I like your a lot and rely on the useful info in it, but as a Lebanese canadian I am a bit let down/ Hummus literally means chickpea in arabic, and israel coopted it (as it did other things). It’s a Lebanese dish and Lebanon is the culinary flagship of the middle east. The simple reason is that we have a mediterranean country lush in water, rain and underground water, not to mention sunshine and warmth (but not scorching heat). The fact that we have that and not deserts makes Lebanon the culinary flagship of the middle east, not to mention a haven for democracy and diversity. I’m sure you didn’t mean anything bad by it but saying that people for multiple religions eat something sounds off colour to a Lebanese person. It’s like saying “blacks and whites eat pizza in the US”. In Lebanon we view sectarianism (segregating people by religion) the way Americans view racism. In my country we recognize that people are primarily defined by culture, not religion. And if you’re thinking civil war, that project never worked out in Lebanon, instead we became the flagship for pluralism and true religious diversity. Enjoy your hummus! And incidentally, it’s quite easy to make from canned chickpeas or even dry ones, mixed with tehini. Tehini is Arabic for paste, and it’s sesame paste. These ingredients make hummus a truly lovely vegan protein fix.

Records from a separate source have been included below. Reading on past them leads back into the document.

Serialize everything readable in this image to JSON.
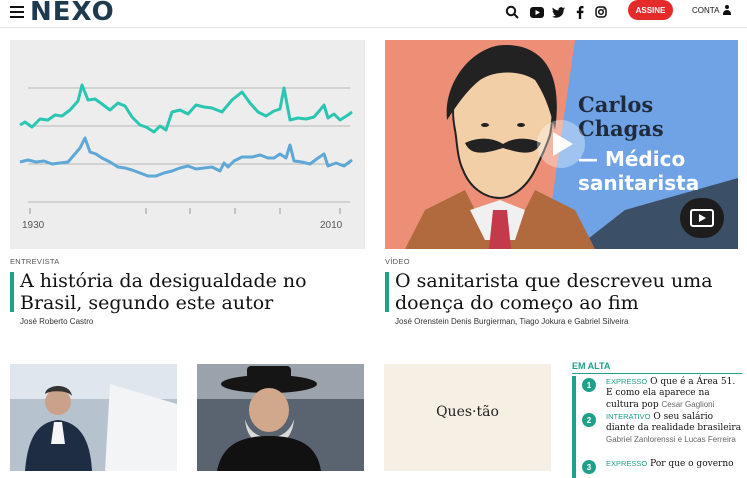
{
  "header": {
    "logo": "NEXO",
    "assine_label": "ASSINE",
    "conta_label": "CONTA",
    "icons": [
      "search-icon",
      "youtube-icon",
      "twitter-icon",
      "facebook-icon",
      "instagram-icon",
      "user-icon"
    ]
  },
  "featured": [
    {
      "kicker": "ENTREVISTA",
      "title": "A história da desigualdade no Brasil, segundo este autor",
      "byline": "José Roberto Castro",
      "chart": {
        "type": "line",
        "x_ticks": [
          "1930",
          "2010"
        ]
      }
    },
    {
      "kicker": "VÍDEO",
      "title": "O sanitarista que descreveu uma doença do começo ao fim",
      "byline": "José Orenstein Denis Burgierman, Tiago Jokura e Gabriel Silveira",
      "overlay": {
        "line1": "Carlos",
        "line2": "Chagas",
        "line3": "— Médico",
        "line4": "sanitarista"
      }
    }
  ],
  "second_row": {
    "question_title": "Ques·tão"
  },
  "em_alta": {
    "title": "EM ALTA",
    "items": [
      {
        "num": "1",
        "label": "EXPRESSO",
        "title": "O que é a Área 51. E como ela aparece na cultura pop",
        "byline": "Cesar Gaglioni"
      },
      {
        "num": "2",
        "label": "INTERATIVO",
        "title": "O seu salário diante da realidade brasileira",
        "byline": "Gabriel Zanlorenssi e Lucas Ferreira"
      },
      {
        "num": "3",
        "label": "EXPRESSO",
        "title": "Por que o governo",
        "byline": ""
      }
    ]
  },
  "colors": {
    "accent": "#1fa089",
    "brand_red": "#e52a2a"
  }
}
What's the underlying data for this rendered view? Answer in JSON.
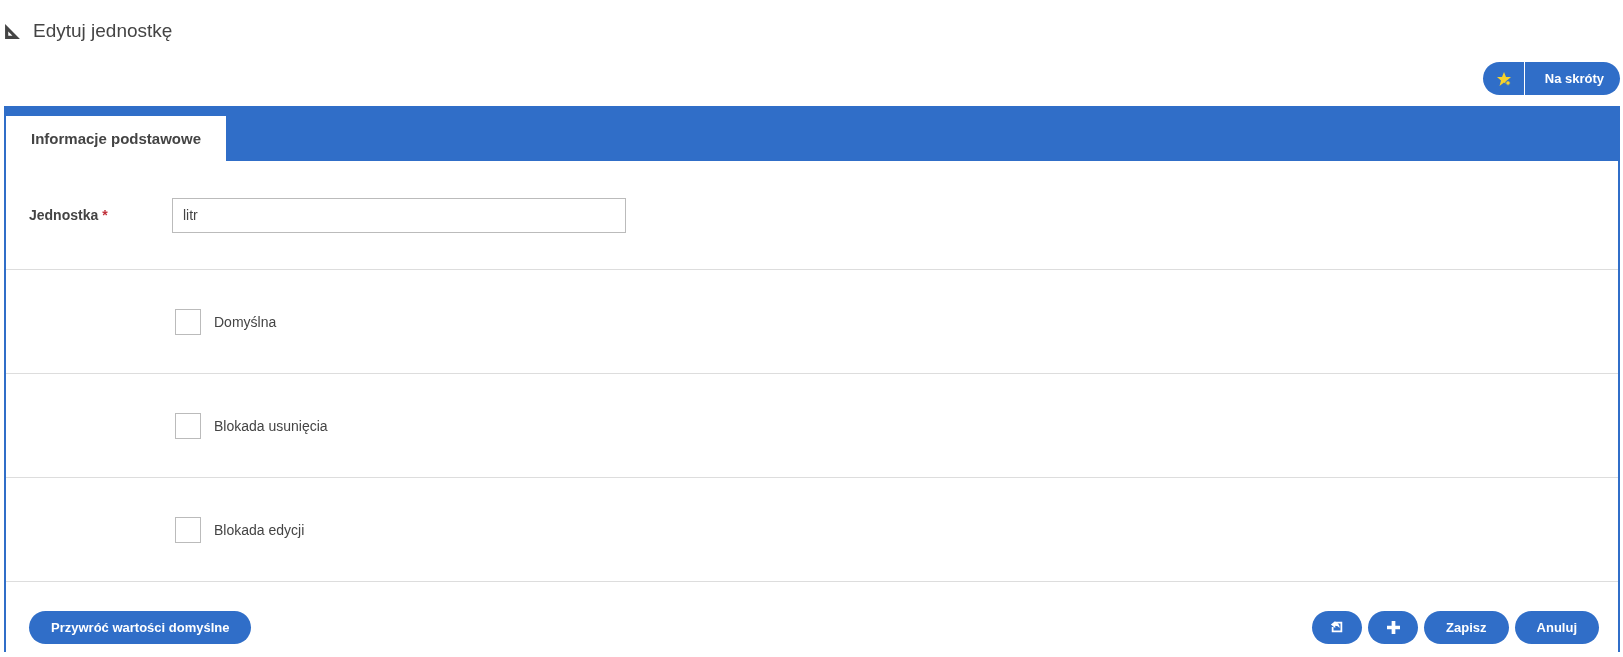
{
  "title": "Edytuj jednostkę",
  "shortcut_button": {
    "label": "Na skróty"
  },
  "tabs": [
    {
      "label": "Informacje podstawowe",
      "selected": true
    }
  ],
  "unit_field": {
    "label": "Jednostka",
    "required_mark": "*",
    "value": "litr"
  },
  "checkboxes": [
    {
      "label": "Domyślna",
      "checked": false
    },
    {
      "label": "Blokada usunięcia",
      "checked": false
    },
    {
      "label": "Blokada edycji",
      "checked": false
    }
  ],
  "reset_button": {
    "label": "Przywróć wartości domyślne"
  },
  "action_buttons": [
    {
      "kind": "back-icon"
    },
    {
      "kind": "plus-icon"
    },
    {
      "kind": "text",
      "label": "Zapisz"
    },
    {
      "kind": "text",
      "label": "Anuluj"
    }
  ]
}
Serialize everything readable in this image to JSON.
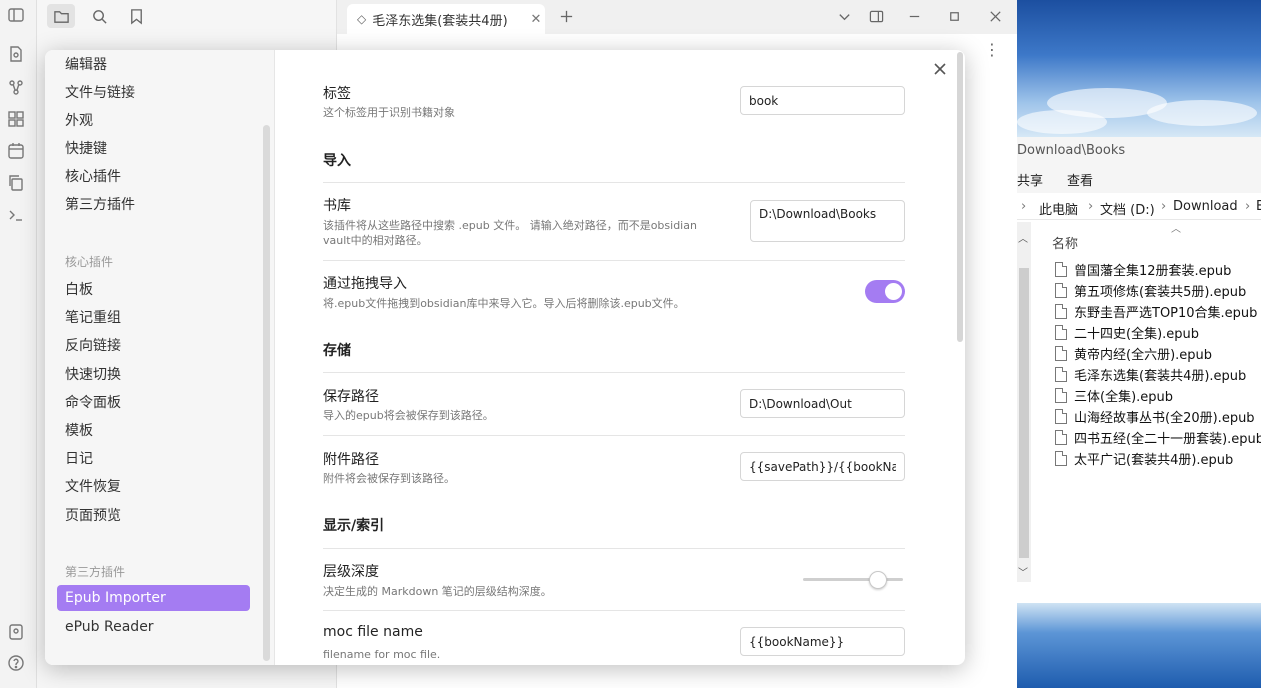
{
  "workspace": {
    "active_tab_title": "毛泽东选集(套装共4册)",
    "faint_header_text": "毛泽东选集(套装共4册)"
  },
  "settings_modal": {
    "nav_options": [
      "编辑器",
      "文件与链接",
      "外观",
      "快捷键",
      "核心插件",
      "第三方插件"
    ],
    "nav_core_group_label": "核心插件",
    "nav_core_plugins": [
      "白板",
      "笔记重组",
      "反向链接",
      "快速切换",
      "命令面板",
      "模板",
      "日记",
      "文件恢复",
      "页面预览"
    ],
    "nav_third_group_label": "第三方插件",
    "nav_third_plugins": [
      "Epub Importer",
      "ePub Reader"
    ],
    "active_nav_item": "Epub Importer",
    "accent_color": "#a47cf2",
    "content": {
      "tag": {
        "name": "标签",
        "desc": "这个标签用于识别书籍对象",
        "value": "book"
      },
      "import_heading": "导入",
      "library": {
        "name": "书库",
        "desc": "该插件将从这些路径中搜索 .epub 文件。 请输入绝对路径，而不是obsidian vault中的相对路径。",
        "value": "D:\\Download\\Books"
      },
      "drag_import": {
        "name": "通过拖拽导入",
        "desc": "将.epub文件拖拽到obsidian库中来导入它。导入后将删除该.epub文件。",
        "enabled": true
      },
      "storage_heading": "存储",
      "save_path": {
        "name": "保存路径",
        "desc": "导入的epub将会被保存到该路径。",
        "value": "D:\\Download\\Out"
      },
      "attachment_path": {
        "name": "附件路径",
        "desc": "附件将会被保存到该路径。",
        "value": "{{savePath}}/{{bookName}}"
      },
      "display_heading": "显示/索引",
      "level_depth": {
        "name": "层级深度",
        "desc": "决定生成的 Markdown 笔记的层级结构深度。",
        "slider_fraction": 0.75
      },
      "moc_file_name": {
        "name": "moc file name",
        "desc": "filename for moc file.",
        "value": "{{bookName}}"
      }
    }
  },
  "explorer": {
    "title_path": "Download\\Books",
    "menu": {
      "share": "共享",
      "view": "查看"
    },
    "breadcrumb": [
      "此电脑",
      "文档 (D:)",
      "Download",
      "B"
    ],
    "column_header": "名称",
    "files": [
      "曾国藩全集12册套装.epub",
      "第五项修炼(套装共5册).epub",
      "东野圭吾严选TOP10合集.epub",
      "二十四史(全集).epub",
      "黄帝内经(全六册).epub",
      "毛泽东选集(套装共4册).epub",
      "三体(全集).epub",
      "山海经故事丛书(全20册).epub",
      "四书五经(全二十一册套装).epub",
      "太平广记(套装共4册).epub"
    ]
  }
}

I completely agree! And yes it doesn’t take anything to make hummus any novice can make it. The store bought ones come in plastic containers which, as mamavation has reported, it can contain toxins that is passed into the food.
I haven’t been to Lebanon, but I have been to Israel a couple of times. But thank you for filling me in on things I did not understand. We ate mostly vegan cuisine when we were over there. I was there with other vegans so it was really cool being able to see the country through their eyes. Incredible food. But I grew up in Glendale, California with the largest Armenian population outside of Armenia. Hummus and tahini were very common, but so was the meat! Thanks for stopping by!
I was thinking the same thing when I read that. Definitely Lebanese origin! Glad the Israelis also enjoy it 🙂 Excellent blog Leah, as always.